How to complete this task:
Please reproduce every entry below without omitting a single line.

Provided data:
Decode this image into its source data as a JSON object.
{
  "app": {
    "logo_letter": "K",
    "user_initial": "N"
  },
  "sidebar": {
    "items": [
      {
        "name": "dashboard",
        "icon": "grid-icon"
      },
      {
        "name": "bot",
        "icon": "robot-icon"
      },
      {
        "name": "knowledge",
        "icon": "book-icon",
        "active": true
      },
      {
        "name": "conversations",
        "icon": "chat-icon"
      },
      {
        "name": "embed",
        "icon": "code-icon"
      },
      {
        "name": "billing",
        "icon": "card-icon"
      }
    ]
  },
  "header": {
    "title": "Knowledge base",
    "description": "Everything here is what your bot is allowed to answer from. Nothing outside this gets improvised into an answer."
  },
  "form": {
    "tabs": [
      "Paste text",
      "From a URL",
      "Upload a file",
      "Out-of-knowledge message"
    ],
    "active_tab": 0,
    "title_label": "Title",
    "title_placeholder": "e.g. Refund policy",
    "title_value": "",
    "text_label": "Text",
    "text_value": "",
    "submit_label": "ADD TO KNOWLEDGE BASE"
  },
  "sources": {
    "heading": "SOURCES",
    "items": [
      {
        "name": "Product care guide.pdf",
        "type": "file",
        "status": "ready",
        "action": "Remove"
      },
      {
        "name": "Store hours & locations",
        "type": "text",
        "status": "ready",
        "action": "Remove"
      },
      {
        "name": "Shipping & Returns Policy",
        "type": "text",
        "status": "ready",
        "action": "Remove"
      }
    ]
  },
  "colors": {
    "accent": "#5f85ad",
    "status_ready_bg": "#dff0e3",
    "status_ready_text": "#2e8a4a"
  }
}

Response for this exercise:
Decode this image into its source data as a JSON object.
{
  "app": {
    "logo_letter": "K",
    "user_initial": "N"
  },
  "sidebar": {
    "items": [
      {
        "name": "dashboard",
        "icon": "grid-icon"
      },
      {
        "name": "bot",
        "icon": "robot-icon"
      },
      {
        "name": "knowledge",
        "icon": "book-icon",
        "active": true
      },
      {
        "name": "conversations",
        "icon": "chat-icon"
      },
      {
        "name": "embed",
        "icon": "code-icon"
      },
      {
        "name": "billing",
        "icon": "card-icon"
      }
    ]
  },
  "header": {
    "title": "Knowledge base",
    "description": "Everything here is what your bot is allowed to answer from. Nothing outside this gets improvised into an answer."
  },
  "form": {
    "tabs": [
      "Paste text",
      "From a URL",
      "Upload a file",
      "Out-of-knowledge message"
    ],
    "active_tab": 0,
    "title_label": "Title",
    "title_placeholder": "e.g. Refund policy",
    "title_value": "",
    "text_label": "Text",
    "text_value": "",
    "submit_label": "ADD TO KNOWLEDGE BASE"
  },
  "sources": {
    "heading": "SOURCES",
    "items": [
      {
        "name": "Product care guide.pdf",
        "type": "file",
        "status": "ready",
        "action": "Remove"
      },
      {
        "name": "Store hours & locations",
        "type": "text",
        "status": "ready",
        "action": "Remove"
      },
      {
        "name": "Shipping & Returns Policy",
        "type": "text",
        "status": "ready",
        "action": "Remove"
      }
    ]
  },
  "colors": {
    "accent": "#5f85ad",
    "status_ready_bg": "#dff0e3",
    "status_ready_text": "#2e8a4a"
  }
}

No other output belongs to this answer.